[Start of section]
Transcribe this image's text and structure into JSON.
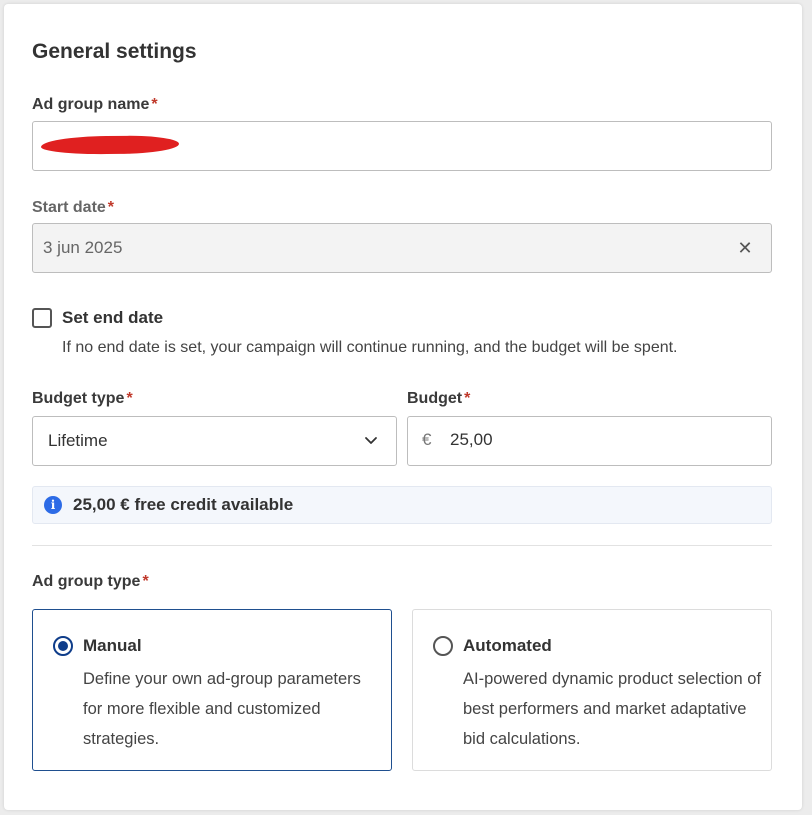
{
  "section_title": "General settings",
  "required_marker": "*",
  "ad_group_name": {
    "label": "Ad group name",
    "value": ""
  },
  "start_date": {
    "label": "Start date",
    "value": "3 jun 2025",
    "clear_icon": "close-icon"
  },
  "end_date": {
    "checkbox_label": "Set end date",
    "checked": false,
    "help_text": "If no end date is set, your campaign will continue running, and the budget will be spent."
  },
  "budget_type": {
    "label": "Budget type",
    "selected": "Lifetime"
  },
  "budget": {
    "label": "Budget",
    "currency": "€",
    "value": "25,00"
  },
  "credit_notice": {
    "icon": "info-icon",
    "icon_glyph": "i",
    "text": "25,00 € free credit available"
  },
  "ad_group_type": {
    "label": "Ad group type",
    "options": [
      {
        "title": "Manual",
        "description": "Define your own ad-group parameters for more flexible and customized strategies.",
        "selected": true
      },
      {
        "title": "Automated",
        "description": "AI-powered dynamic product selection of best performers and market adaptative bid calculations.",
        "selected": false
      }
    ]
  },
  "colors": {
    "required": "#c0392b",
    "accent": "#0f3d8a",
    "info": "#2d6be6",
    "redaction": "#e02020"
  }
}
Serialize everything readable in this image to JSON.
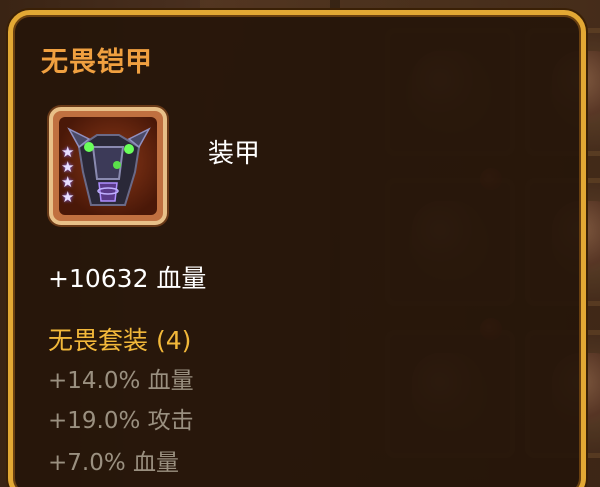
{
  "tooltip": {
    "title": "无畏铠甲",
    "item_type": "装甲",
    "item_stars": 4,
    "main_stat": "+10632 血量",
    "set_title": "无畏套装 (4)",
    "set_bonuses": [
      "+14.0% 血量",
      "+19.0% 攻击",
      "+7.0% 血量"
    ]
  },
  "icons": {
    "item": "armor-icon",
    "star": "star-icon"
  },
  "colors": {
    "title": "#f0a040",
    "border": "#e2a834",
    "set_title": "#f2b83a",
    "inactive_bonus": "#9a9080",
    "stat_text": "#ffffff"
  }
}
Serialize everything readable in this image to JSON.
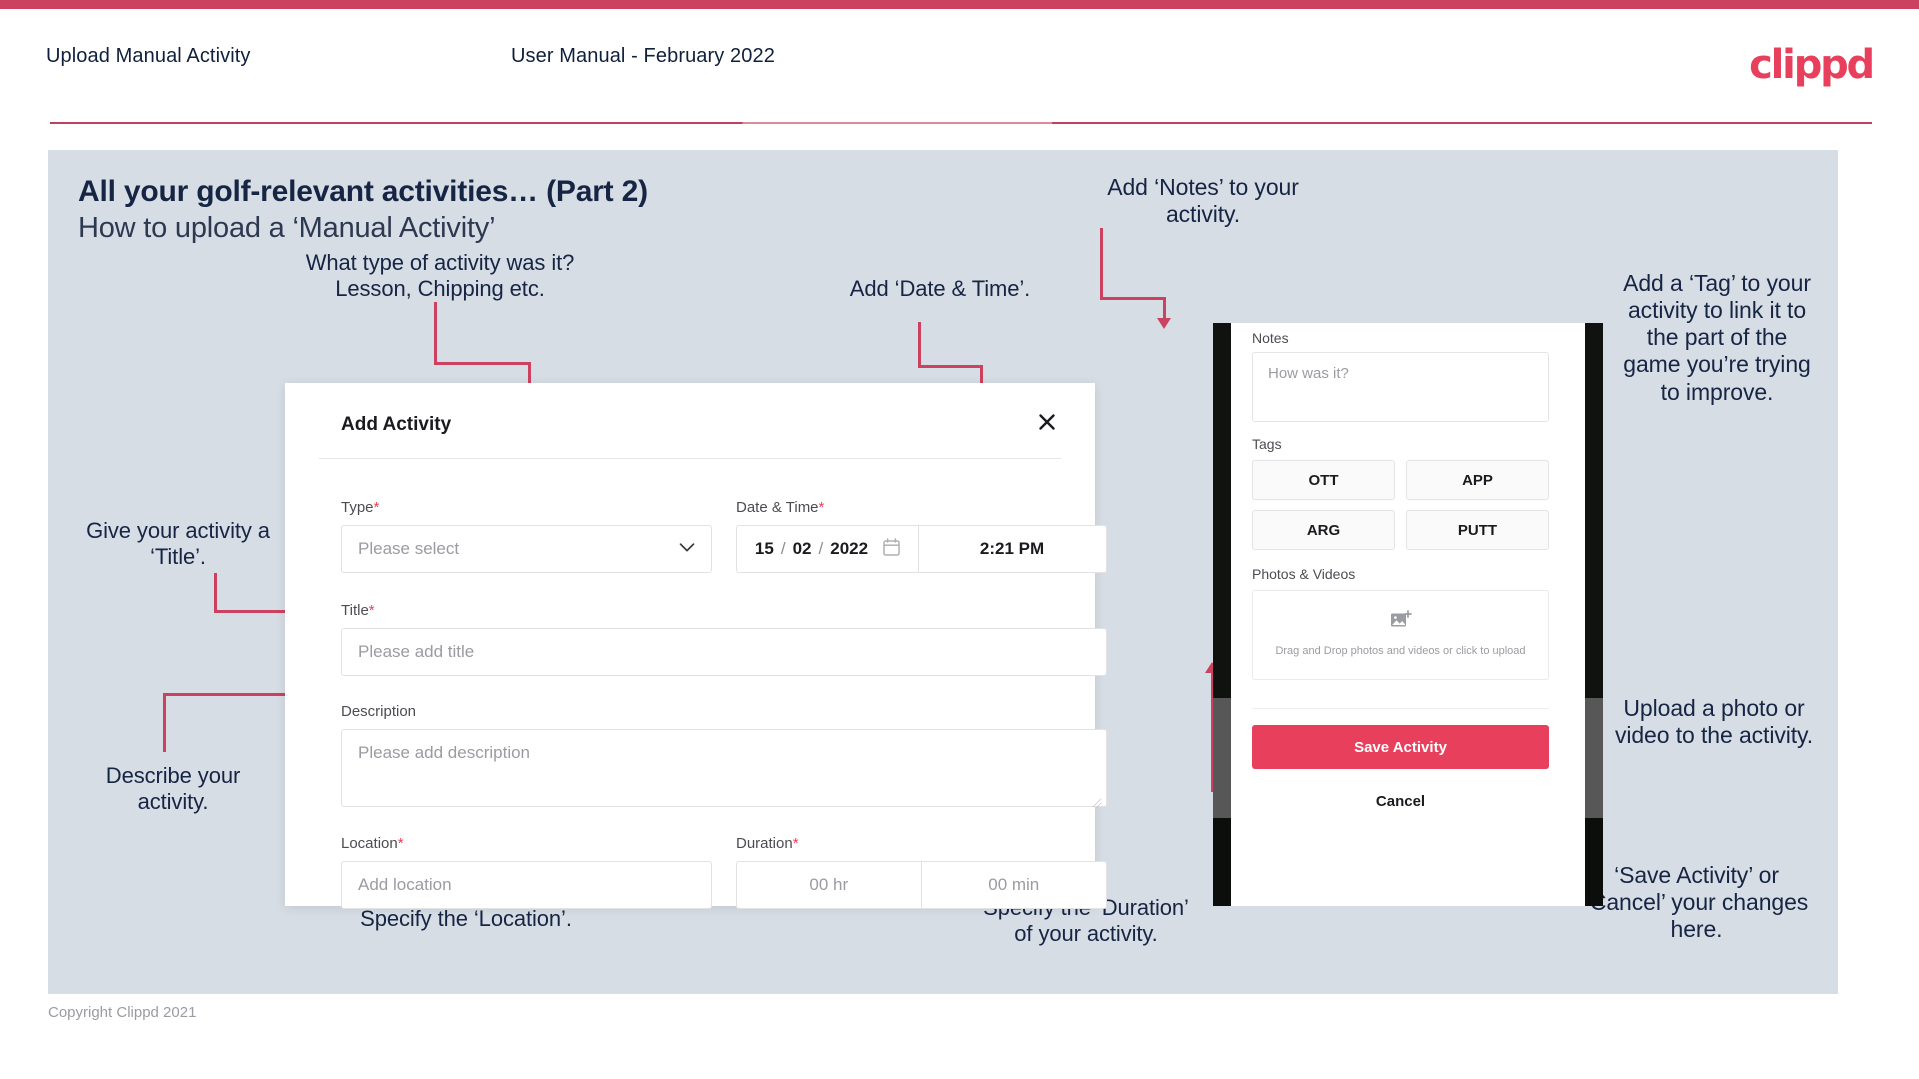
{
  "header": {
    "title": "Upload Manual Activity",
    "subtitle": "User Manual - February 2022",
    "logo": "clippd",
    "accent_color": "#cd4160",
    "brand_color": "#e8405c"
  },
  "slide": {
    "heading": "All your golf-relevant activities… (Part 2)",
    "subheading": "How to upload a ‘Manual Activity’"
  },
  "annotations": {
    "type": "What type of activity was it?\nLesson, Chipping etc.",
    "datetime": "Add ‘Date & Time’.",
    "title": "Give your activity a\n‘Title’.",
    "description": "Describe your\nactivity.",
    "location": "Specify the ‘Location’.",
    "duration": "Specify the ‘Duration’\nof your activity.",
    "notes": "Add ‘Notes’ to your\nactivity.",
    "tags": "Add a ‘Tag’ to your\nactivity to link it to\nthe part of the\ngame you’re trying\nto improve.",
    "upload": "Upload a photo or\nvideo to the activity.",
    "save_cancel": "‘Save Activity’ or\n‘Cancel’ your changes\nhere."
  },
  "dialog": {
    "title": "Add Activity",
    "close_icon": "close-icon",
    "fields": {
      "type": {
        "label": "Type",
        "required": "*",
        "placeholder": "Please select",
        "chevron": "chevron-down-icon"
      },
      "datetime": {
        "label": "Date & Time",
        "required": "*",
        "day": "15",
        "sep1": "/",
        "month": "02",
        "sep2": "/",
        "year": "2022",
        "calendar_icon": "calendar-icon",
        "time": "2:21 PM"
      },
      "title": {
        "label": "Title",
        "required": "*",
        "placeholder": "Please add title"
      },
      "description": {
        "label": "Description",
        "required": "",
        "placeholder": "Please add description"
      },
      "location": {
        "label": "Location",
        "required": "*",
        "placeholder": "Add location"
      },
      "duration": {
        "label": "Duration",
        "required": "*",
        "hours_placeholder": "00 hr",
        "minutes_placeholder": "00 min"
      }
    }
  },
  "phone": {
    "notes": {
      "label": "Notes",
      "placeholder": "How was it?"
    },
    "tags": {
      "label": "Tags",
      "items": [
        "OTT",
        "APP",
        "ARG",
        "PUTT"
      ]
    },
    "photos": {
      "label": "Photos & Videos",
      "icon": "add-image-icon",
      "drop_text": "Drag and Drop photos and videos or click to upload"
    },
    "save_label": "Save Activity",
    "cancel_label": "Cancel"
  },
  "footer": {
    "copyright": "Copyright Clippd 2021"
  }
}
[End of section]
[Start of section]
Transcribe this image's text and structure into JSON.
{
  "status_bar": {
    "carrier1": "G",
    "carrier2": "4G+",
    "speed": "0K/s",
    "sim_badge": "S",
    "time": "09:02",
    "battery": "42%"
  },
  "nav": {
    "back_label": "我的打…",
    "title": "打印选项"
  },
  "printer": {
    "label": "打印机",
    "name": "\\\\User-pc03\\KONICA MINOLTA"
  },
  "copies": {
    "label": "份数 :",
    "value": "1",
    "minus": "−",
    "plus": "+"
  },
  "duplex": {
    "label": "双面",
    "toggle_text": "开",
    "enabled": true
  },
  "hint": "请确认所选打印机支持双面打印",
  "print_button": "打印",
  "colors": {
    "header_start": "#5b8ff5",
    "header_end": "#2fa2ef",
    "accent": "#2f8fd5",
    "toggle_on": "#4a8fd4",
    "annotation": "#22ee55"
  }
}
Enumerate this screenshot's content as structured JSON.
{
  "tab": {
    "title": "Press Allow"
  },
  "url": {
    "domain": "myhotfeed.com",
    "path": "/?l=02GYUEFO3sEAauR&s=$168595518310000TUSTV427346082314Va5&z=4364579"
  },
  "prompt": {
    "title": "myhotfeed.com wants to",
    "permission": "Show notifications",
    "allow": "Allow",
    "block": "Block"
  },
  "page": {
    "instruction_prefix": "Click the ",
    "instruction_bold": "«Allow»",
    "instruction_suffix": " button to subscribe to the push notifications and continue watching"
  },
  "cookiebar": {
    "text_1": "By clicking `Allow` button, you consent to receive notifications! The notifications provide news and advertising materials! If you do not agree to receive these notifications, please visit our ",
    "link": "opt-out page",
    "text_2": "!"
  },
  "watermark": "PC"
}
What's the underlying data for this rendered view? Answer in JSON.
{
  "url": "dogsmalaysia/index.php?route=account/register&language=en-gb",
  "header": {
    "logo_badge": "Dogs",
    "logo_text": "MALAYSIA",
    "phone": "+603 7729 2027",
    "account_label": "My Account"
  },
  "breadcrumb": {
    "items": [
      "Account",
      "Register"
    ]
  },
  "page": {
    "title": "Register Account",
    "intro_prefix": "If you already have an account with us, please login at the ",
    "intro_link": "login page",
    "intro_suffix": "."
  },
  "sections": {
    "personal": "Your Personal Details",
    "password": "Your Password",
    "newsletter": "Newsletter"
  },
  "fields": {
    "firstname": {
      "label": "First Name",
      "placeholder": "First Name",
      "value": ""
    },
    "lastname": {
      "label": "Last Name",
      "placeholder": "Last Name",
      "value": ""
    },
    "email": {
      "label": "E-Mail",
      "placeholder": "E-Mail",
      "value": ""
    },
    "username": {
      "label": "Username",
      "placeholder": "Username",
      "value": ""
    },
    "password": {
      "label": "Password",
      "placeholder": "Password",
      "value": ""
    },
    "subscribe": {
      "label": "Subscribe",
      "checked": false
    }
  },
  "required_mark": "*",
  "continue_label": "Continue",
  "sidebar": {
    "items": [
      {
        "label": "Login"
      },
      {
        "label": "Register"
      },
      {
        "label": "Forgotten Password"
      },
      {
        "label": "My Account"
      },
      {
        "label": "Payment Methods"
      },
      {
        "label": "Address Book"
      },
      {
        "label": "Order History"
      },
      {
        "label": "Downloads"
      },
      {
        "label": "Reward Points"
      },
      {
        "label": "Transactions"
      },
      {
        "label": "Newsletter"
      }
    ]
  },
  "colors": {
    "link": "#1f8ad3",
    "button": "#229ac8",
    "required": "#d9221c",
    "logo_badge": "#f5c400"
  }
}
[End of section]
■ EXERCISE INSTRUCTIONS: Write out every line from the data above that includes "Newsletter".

■ RESPONSE AREA:
    "newsletter": "Newsletter"
        "label": "Newsletter"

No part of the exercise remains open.